- [Instructions for the task]:
Take each line from the entries that holds "accent" and copy it out.

=== Begin Enclosure ===

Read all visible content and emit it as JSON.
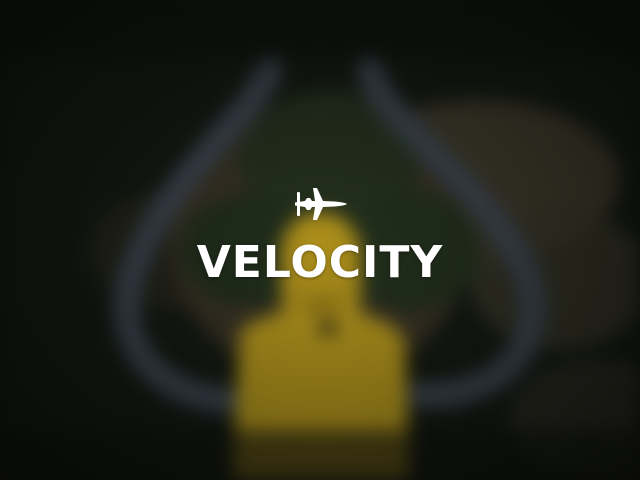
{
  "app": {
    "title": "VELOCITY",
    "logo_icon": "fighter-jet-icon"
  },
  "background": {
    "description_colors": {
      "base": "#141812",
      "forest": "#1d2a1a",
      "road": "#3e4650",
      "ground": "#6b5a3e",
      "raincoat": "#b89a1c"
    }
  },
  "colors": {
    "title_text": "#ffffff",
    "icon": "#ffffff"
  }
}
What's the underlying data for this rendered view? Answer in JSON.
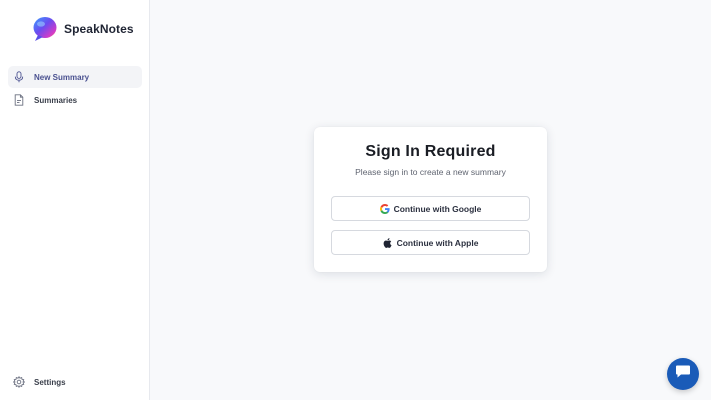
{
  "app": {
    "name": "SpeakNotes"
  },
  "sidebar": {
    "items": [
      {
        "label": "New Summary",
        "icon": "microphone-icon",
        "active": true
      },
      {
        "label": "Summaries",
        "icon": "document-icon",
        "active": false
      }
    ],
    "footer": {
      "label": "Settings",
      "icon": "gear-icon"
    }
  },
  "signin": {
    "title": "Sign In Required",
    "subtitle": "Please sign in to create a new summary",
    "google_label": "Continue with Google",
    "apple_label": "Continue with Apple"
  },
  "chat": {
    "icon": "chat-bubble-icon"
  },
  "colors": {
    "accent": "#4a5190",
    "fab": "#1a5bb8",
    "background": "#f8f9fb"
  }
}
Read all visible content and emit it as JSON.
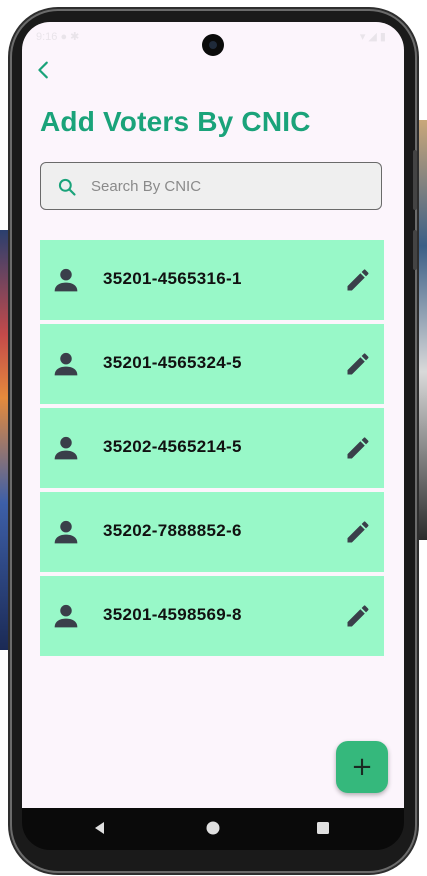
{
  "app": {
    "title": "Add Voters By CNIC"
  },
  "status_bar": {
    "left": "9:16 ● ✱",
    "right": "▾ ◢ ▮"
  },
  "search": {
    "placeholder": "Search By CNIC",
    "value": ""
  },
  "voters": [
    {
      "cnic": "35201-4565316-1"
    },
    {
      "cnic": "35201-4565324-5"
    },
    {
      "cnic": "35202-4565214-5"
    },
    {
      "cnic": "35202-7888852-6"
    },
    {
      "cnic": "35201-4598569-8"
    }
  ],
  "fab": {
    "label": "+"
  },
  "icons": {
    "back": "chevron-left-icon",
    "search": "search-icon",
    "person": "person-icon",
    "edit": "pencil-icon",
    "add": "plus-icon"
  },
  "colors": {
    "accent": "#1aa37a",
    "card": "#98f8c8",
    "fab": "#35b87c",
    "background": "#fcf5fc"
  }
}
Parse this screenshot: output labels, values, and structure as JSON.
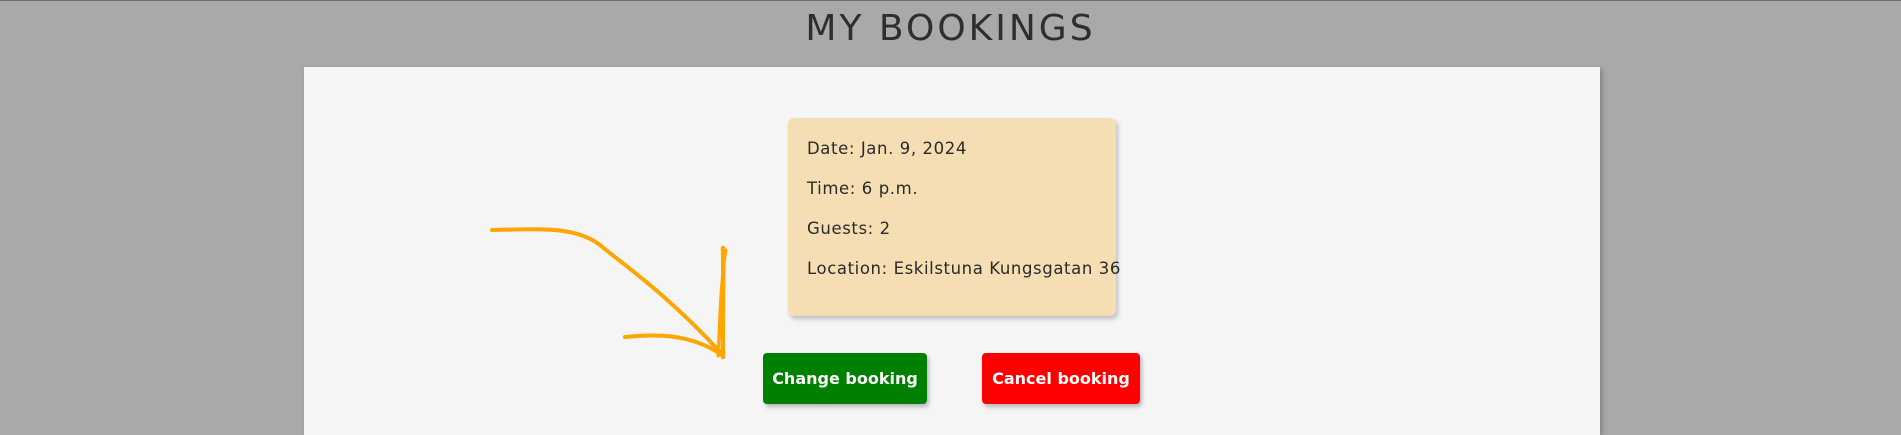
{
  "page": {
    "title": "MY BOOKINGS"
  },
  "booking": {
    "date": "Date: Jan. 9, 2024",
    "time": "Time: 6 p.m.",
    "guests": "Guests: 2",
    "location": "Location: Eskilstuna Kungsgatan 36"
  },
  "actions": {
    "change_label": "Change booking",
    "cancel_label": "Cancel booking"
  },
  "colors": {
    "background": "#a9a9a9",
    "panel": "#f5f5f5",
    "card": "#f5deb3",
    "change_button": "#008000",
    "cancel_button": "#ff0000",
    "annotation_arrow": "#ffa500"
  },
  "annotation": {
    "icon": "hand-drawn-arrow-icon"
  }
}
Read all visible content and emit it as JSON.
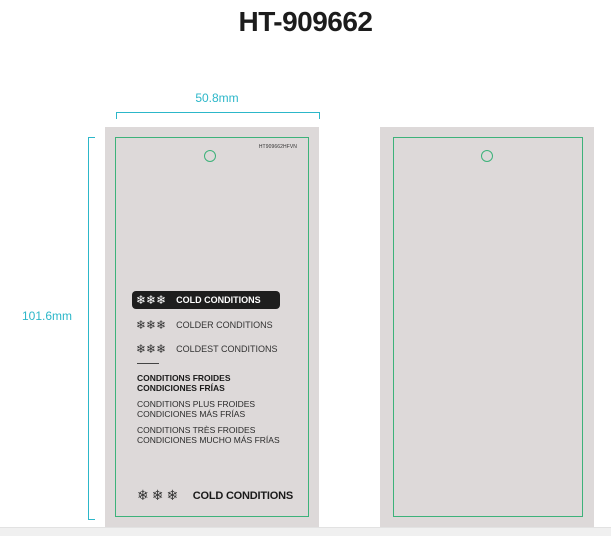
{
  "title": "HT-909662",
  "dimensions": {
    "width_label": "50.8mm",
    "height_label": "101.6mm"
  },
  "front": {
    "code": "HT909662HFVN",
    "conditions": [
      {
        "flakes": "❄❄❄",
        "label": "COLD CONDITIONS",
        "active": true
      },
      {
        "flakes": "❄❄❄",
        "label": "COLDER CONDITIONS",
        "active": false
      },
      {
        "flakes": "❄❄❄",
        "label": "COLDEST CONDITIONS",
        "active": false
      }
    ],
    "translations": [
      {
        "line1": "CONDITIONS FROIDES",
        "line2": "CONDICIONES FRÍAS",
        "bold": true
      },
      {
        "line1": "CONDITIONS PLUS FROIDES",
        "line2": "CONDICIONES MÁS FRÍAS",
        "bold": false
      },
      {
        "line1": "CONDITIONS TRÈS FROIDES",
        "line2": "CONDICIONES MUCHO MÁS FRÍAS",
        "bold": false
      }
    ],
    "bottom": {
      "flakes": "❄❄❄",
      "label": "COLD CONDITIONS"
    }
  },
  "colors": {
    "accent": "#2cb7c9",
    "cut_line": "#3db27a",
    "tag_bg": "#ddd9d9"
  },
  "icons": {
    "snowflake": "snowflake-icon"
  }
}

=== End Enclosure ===
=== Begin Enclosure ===

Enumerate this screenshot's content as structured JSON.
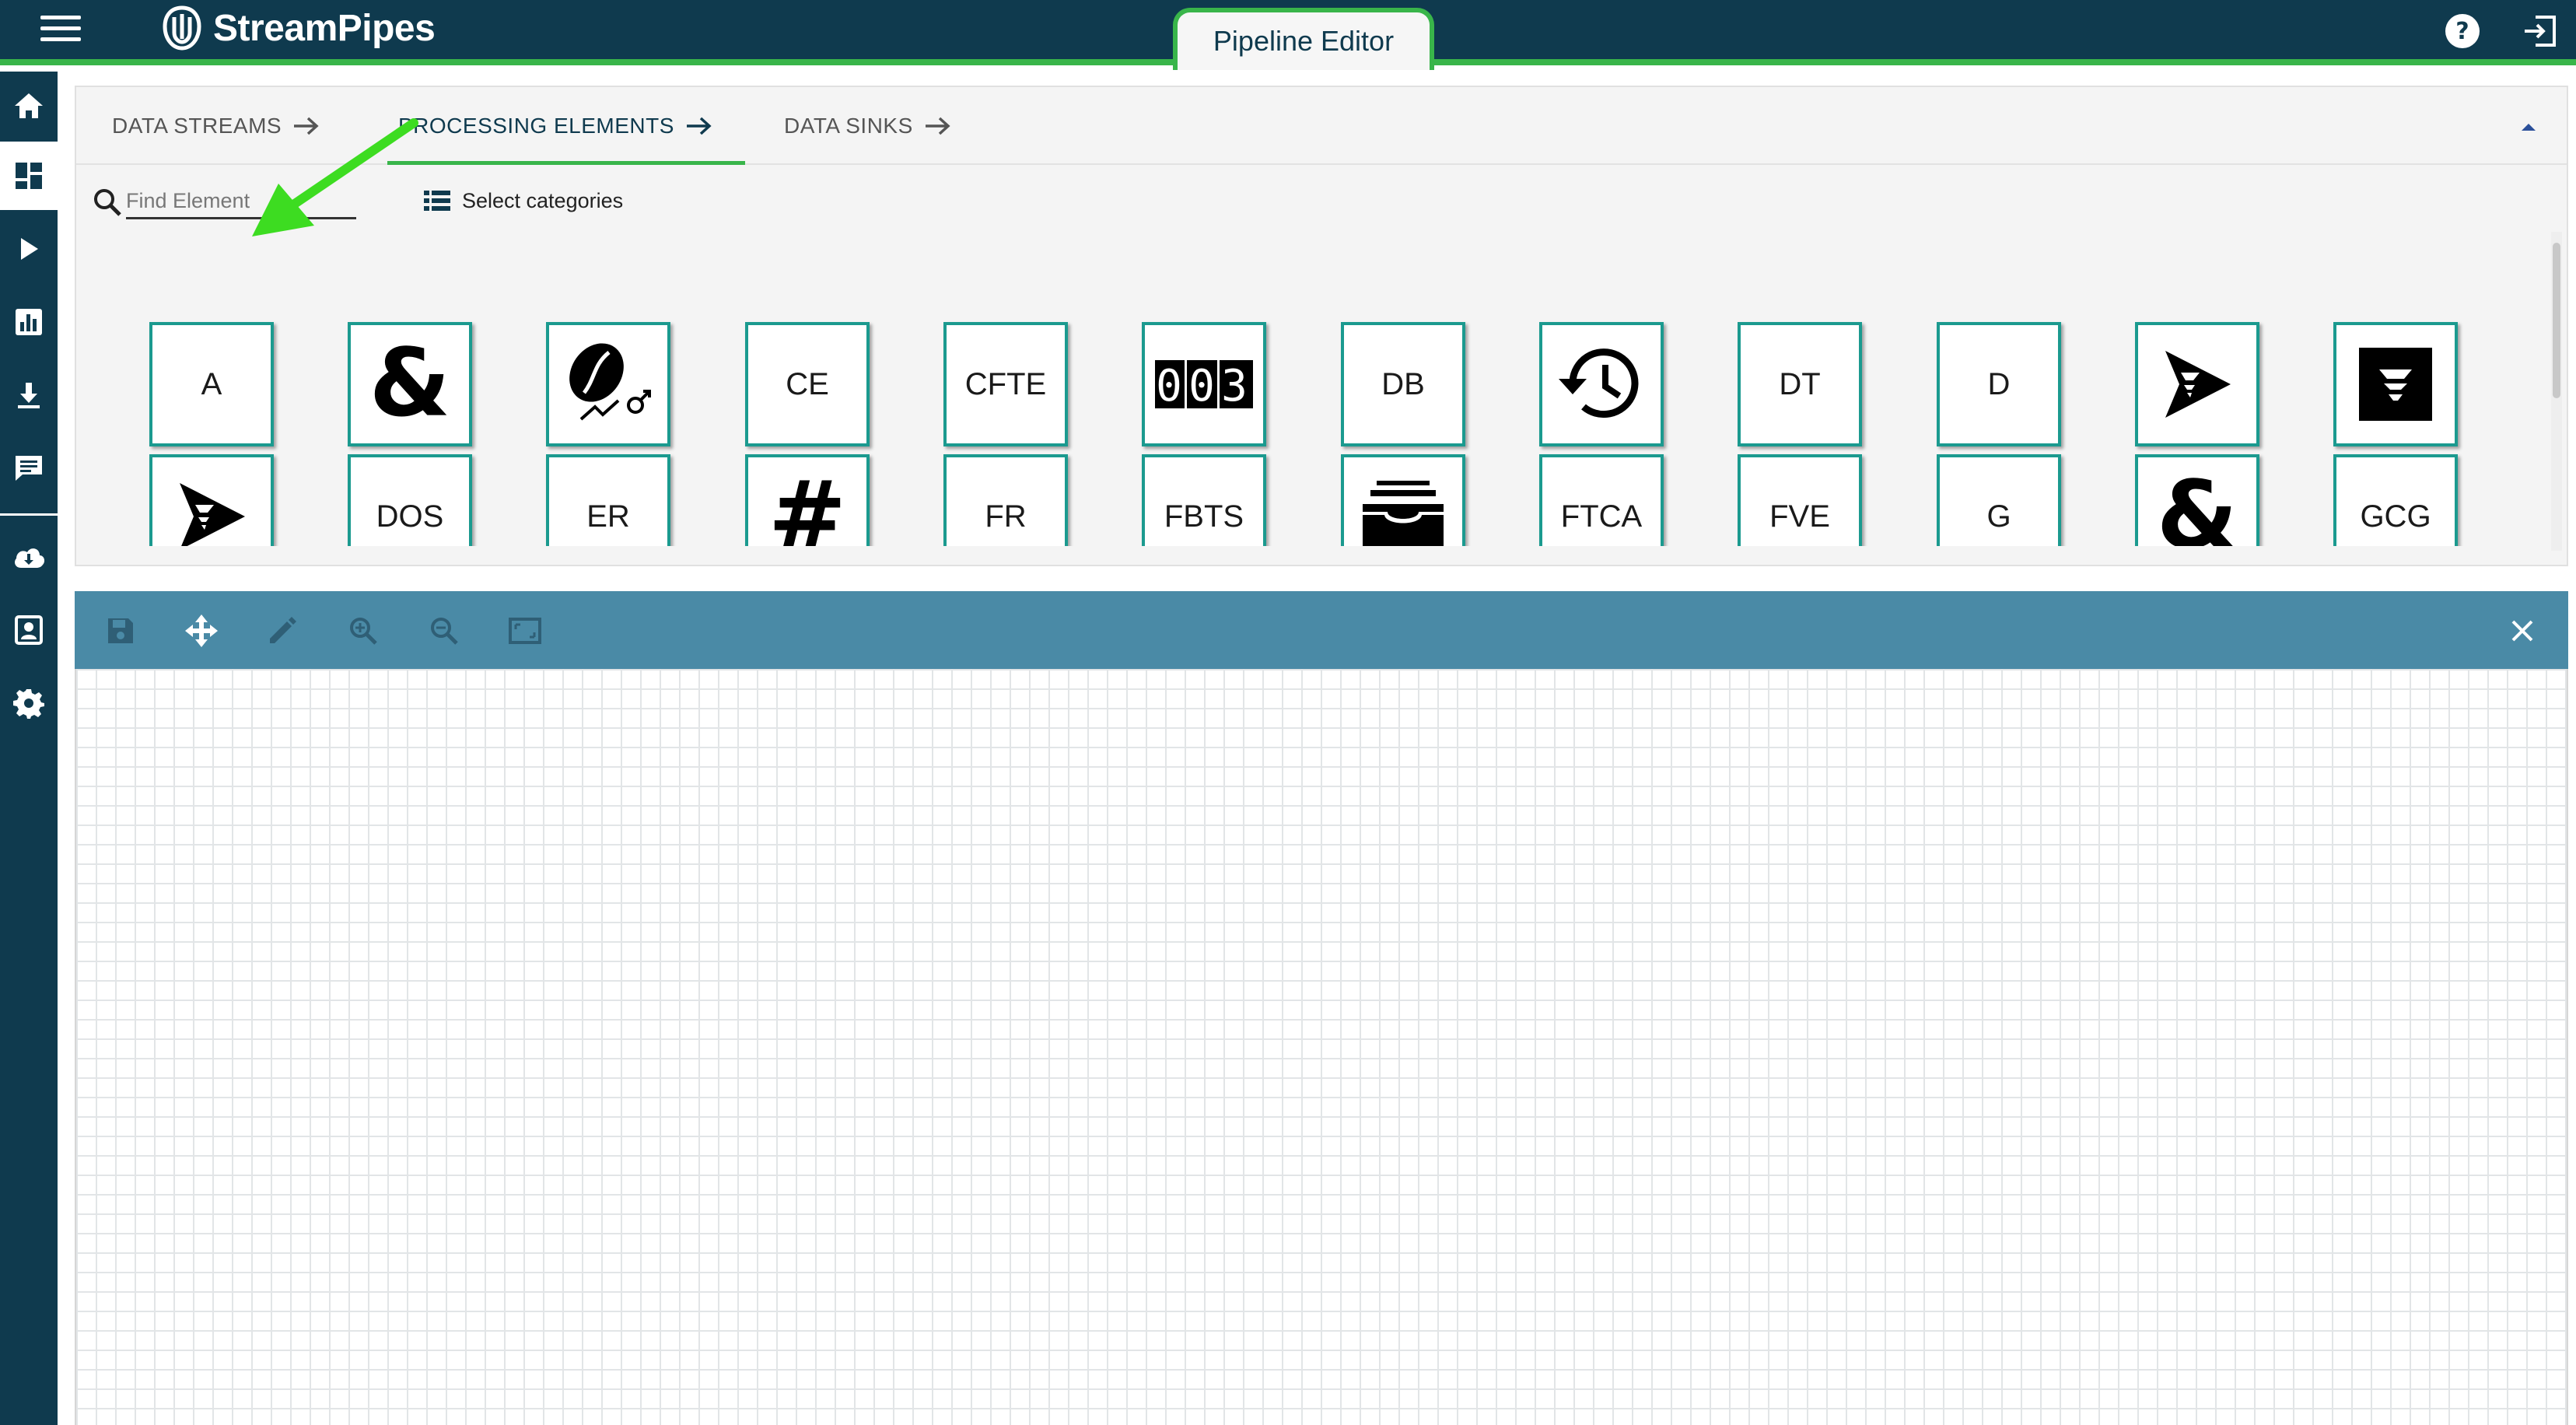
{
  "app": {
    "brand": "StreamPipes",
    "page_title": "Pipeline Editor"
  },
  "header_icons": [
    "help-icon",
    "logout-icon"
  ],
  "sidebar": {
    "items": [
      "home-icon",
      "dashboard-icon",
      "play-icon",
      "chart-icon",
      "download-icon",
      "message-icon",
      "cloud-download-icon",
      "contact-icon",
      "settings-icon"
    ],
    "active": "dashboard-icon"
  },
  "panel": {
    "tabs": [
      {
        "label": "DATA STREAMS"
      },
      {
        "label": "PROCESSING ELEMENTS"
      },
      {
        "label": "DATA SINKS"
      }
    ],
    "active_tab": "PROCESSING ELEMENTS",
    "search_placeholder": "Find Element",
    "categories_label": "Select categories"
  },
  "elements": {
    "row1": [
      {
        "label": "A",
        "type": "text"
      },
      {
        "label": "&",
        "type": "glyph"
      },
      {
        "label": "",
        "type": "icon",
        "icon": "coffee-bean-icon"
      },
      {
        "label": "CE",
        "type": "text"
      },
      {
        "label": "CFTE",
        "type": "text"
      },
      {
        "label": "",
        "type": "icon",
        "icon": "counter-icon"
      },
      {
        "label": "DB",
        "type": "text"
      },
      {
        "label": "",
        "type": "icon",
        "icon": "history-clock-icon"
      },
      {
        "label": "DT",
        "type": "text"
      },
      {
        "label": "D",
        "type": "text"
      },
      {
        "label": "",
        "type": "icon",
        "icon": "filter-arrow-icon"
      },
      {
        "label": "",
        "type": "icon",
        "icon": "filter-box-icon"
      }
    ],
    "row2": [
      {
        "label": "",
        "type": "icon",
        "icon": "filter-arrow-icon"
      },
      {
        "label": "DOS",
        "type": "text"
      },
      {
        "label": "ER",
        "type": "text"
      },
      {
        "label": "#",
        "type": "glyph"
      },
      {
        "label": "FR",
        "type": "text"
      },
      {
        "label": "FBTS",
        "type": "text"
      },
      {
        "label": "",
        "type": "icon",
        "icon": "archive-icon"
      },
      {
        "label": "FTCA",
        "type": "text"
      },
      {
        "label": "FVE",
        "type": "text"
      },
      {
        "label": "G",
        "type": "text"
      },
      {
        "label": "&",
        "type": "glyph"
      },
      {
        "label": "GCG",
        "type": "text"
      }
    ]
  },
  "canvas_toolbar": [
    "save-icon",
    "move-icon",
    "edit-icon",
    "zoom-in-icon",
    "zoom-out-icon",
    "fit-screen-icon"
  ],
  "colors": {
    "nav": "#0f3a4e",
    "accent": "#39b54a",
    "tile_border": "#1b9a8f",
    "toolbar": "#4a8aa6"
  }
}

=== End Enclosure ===

- [Written solution]:
    "accent": "#4a5190",
    "accent": "#1aa37a",
    "accent": "#2cb7c9",
    "accent": "#39b54a",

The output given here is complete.